_TASK PROMPT_
Please copy each line below that contains the word "Chore".

_MATERIAL PROVIDED_
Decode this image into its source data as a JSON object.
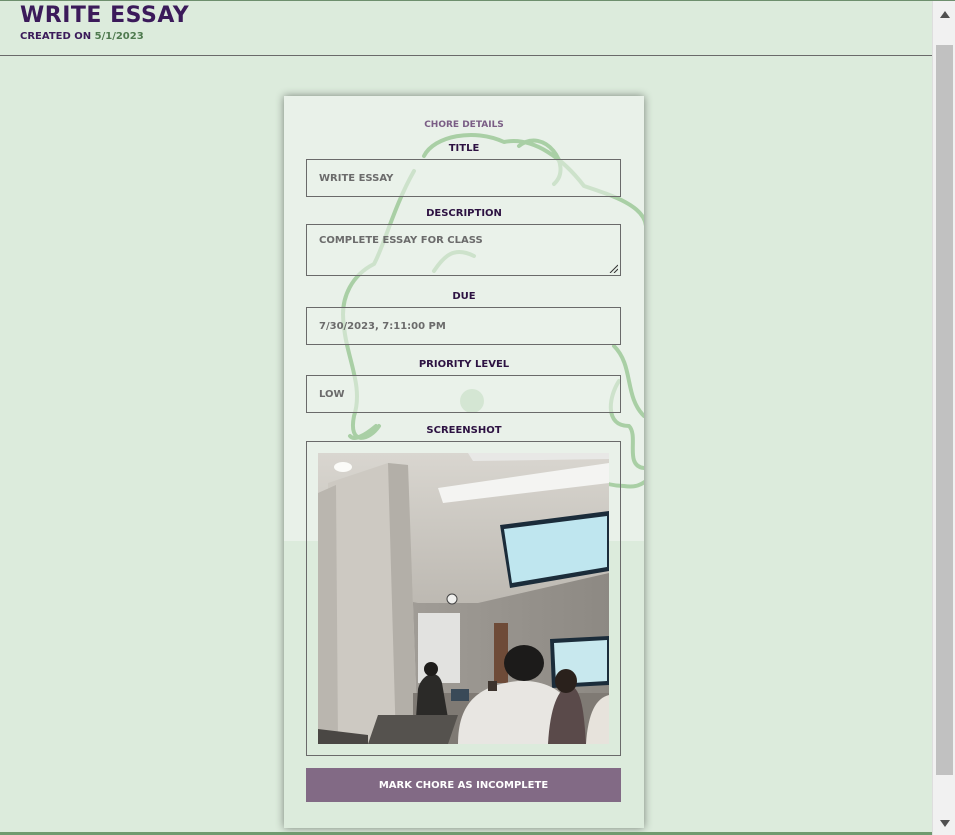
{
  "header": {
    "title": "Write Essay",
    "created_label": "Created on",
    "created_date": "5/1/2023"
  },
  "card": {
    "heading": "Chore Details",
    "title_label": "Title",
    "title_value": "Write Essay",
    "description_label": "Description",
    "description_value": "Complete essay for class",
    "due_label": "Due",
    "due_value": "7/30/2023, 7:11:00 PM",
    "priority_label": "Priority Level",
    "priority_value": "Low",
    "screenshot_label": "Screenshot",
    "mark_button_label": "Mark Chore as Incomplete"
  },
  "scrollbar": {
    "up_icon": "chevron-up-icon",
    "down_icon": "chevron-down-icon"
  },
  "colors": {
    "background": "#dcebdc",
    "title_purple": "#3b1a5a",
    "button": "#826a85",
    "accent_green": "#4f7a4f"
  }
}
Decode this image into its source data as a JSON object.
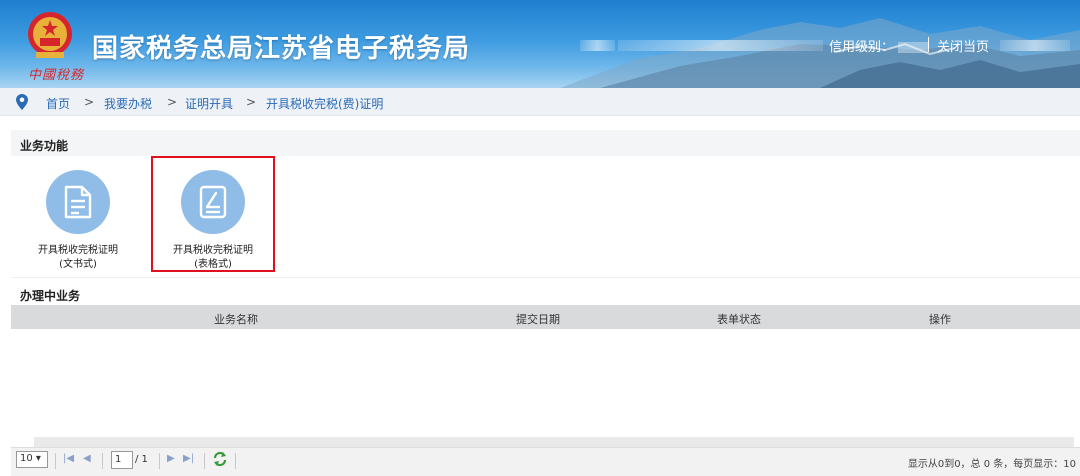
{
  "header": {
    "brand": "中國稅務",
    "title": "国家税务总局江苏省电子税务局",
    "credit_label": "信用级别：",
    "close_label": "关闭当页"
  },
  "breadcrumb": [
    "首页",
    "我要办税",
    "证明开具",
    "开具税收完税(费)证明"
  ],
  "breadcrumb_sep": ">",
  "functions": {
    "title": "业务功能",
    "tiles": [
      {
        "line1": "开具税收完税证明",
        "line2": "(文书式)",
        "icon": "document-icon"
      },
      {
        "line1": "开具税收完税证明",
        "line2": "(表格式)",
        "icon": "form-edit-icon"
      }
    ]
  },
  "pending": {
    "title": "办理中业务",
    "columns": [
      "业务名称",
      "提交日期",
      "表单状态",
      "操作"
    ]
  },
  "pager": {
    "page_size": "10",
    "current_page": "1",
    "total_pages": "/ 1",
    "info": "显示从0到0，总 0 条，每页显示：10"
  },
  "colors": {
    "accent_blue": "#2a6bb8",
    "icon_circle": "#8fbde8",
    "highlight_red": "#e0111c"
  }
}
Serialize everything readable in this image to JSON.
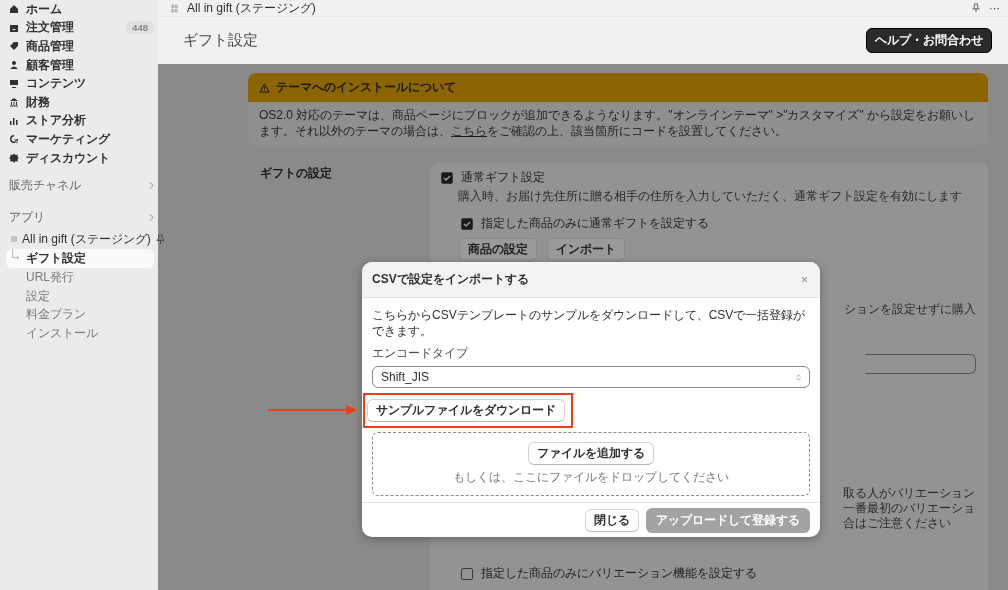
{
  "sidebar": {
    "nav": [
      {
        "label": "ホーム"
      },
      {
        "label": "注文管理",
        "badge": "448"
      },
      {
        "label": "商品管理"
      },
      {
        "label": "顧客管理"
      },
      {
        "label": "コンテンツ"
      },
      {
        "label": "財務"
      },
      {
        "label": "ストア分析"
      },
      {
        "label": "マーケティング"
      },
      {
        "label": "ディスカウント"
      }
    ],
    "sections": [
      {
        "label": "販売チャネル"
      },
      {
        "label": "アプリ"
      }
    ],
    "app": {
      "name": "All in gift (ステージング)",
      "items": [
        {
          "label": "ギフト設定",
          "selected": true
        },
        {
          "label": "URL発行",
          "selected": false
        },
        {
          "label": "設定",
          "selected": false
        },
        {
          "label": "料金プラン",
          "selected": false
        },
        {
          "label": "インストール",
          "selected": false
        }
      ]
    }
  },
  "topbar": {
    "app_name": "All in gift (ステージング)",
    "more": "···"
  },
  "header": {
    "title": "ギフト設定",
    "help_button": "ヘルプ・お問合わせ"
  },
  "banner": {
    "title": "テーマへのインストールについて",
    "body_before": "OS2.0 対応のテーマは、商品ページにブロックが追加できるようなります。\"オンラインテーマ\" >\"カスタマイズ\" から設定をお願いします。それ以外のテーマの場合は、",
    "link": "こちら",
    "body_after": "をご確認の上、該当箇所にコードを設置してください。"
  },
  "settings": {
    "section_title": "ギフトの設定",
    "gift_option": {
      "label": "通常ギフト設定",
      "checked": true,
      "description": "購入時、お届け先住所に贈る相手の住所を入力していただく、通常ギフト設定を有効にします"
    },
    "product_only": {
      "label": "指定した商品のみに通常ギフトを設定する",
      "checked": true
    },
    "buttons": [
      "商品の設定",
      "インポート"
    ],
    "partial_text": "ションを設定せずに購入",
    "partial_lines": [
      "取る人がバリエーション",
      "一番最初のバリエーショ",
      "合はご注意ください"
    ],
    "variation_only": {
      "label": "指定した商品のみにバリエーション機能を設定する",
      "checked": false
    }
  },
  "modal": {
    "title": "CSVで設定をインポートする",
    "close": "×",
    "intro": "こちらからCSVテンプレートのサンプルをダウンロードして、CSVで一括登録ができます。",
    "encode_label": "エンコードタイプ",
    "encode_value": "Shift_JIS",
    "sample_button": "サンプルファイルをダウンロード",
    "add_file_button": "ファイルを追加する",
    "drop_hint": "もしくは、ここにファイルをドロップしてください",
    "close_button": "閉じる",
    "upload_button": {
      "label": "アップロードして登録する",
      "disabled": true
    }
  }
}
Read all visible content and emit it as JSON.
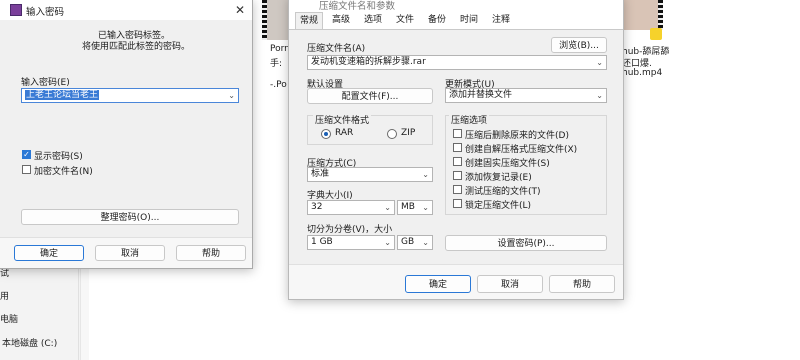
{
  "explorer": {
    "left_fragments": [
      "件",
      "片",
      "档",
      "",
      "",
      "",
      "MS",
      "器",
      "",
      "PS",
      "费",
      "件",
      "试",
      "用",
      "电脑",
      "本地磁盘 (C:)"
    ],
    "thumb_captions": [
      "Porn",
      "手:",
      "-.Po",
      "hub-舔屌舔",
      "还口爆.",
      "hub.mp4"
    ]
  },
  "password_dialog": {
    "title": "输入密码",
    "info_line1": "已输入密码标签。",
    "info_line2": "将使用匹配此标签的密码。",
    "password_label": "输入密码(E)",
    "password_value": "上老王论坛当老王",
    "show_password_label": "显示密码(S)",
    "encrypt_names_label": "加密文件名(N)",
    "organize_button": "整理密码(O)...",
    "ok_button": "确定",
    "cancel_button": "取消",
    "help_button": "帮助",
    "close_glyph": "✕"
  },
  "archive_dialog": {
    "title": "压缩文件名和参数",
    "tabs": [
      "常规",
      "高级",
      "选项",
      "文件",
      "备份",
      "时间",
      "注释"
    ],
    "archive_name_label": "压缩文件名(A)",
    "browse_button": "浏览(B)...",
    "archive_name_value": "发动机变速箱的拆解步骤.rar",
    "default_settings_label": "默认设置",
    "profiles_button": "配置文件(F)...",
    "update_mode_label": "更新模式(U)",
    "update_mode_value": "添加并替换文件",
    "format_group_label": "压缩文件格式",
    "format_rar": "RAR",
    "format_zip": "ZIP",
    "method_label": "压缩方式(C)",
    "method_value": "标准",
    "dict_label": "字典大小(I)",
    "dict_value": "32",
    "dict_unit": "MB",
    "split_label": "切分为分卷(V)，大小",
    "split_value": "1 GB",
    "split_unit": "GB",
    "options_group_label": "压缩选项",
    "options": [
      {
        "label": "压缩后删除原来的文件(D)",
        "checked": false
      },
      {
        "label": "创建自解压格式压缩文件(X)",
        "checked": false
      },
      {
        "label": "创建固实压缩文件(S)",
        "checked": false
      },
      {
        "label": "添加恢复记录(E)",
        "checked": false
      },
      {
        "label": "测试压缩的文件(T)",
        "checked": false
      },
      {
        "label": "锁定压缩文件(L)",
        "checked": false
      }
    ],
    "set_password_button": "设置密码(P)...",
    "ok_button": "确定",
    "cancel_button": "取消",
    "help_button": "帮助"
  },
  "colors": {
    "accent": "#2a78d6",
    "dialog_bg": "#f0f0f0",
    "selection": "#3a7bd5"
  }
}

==

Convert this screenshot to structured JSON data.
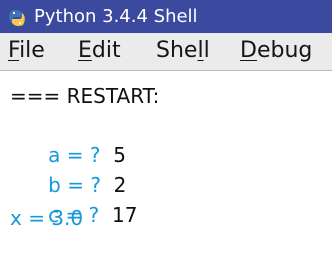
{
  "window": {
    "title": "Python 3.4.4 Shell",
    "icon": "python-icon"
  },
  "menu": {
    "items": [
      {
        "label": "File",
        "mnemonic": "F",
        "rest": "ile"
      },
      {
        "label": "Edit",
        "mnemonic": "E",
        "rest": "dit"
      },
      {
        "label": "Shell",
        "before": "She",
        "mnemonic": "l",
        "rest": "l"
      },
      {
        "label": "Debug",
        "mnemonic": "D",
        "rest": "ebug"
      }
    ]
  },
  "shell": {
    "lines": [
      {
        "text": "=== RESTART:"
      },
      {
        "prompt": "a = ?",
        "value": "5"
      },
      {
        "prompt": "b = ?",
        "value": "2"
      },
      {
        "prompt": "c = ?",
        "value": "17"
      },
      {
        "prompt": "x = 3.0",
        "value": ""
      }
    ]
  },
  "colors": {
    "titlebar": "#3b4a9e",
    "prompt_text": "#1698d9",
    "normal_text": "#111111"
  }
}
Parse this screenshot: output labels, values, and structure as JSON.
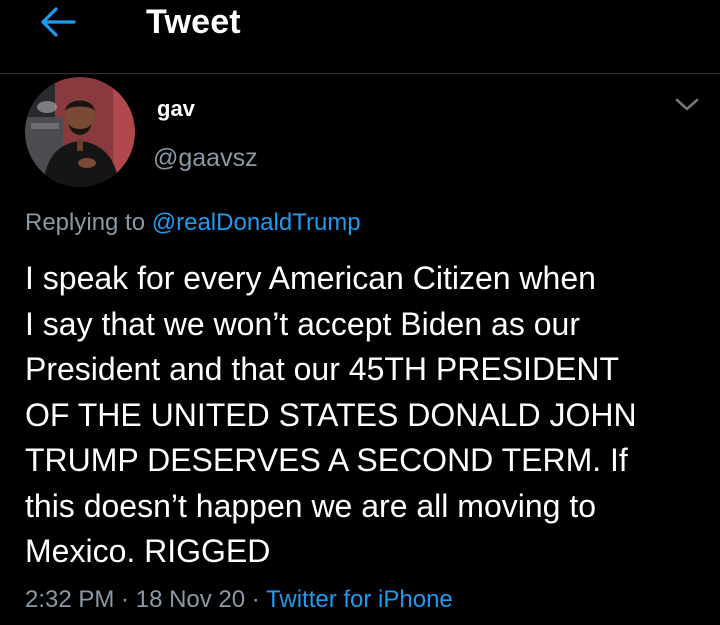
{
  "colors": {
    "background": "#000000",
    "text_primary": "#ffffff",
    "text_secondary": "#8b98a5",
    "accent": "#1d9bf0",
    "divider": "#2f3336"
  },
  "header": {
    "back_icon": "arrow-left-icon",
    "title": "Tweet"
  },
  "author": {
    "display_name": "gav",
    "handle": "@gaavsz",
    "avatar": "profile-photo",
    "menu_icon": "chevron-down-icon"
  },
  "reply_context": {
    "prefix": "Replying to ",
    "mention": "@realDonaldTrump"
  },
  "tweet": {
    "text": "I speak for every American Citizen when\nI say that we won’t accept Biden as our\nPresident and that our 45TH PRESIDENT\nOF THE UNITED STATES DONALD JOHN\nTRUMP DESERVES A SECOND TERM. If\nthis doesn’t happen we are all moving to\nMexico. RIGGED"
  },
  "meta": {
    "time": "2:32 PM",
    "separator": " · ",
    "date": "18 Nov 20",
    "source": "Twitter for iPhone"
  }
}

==

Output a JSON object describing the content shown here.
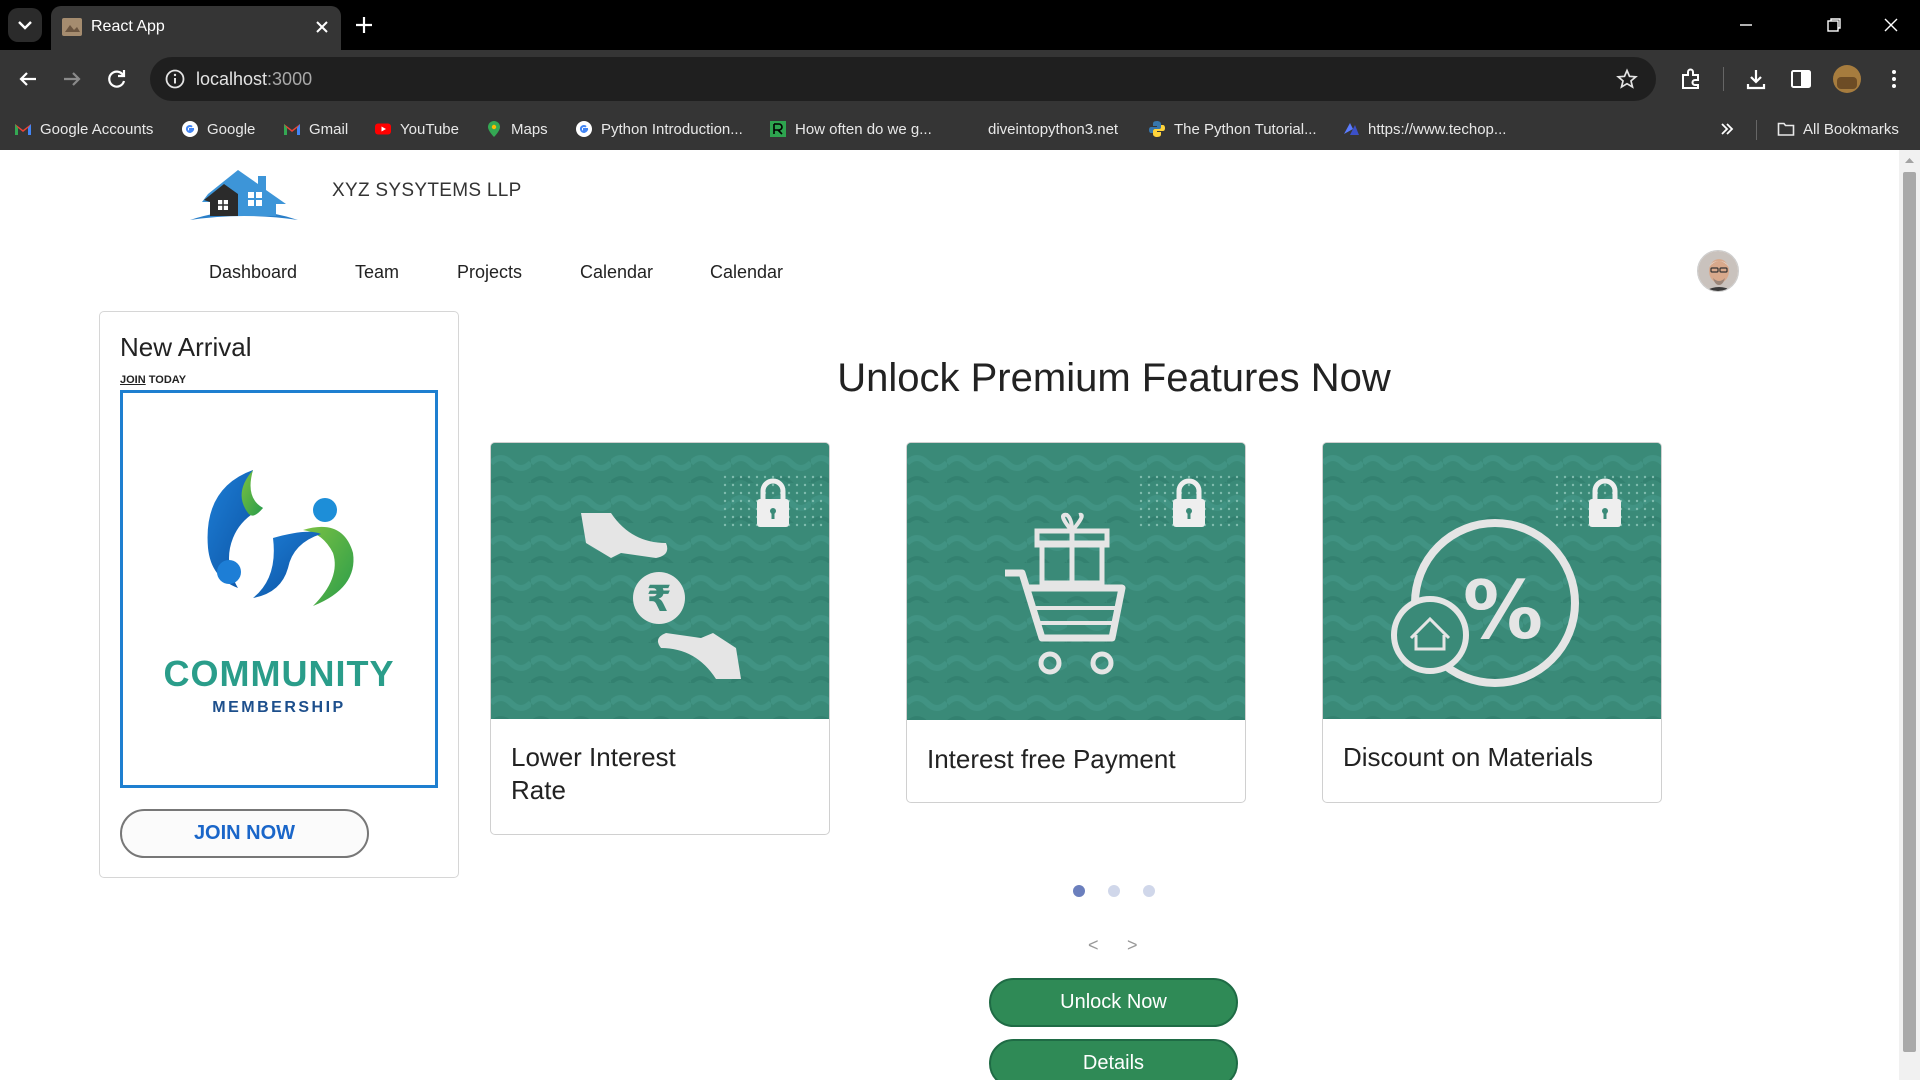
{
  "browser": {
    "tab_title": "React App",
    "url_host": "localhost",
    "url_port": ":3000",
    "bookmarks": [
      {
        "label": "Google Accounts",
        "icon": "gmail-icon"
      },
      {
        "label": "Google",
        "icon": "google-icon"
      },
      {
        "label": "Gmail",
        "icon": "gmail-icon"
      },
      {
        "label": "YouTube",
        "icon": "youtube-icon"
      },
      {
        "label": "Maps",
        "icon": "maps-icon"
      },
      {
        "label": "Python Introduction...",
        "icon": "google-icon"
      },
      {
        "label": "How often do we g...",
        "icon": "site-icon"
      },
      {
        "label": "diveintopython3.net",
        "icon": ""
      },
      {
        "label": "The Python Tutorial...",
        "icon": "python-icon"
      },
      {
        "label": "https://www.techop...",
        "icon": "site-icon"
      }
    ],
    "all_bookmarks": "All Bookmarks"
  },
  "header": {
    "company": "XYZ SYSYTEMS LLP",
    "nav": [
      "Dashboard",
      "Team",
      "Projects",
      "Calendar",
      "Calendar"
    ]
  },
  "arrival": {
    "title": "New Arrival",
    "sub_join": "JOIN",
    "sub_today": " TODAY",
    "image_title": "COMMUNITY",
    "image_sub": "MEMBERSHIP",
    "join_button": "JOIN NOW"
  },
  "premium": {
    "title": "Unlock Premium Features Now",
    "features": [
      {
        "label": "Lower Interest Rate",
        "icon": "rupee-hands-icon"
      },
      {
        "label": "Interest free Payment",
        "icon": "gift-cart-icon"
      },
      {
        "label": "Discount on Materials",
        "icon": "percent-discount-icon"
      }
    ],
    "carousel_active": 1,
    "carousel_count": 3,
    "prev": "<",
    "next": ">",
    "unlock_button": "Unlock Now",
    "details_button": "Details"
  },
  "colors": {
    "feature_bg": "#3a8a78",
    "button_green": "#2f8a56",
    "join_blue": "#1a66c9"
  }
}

_RESULT_
    "heading": "Chore Details",
    "mark_button_label": "Mark Chore as Incomplete"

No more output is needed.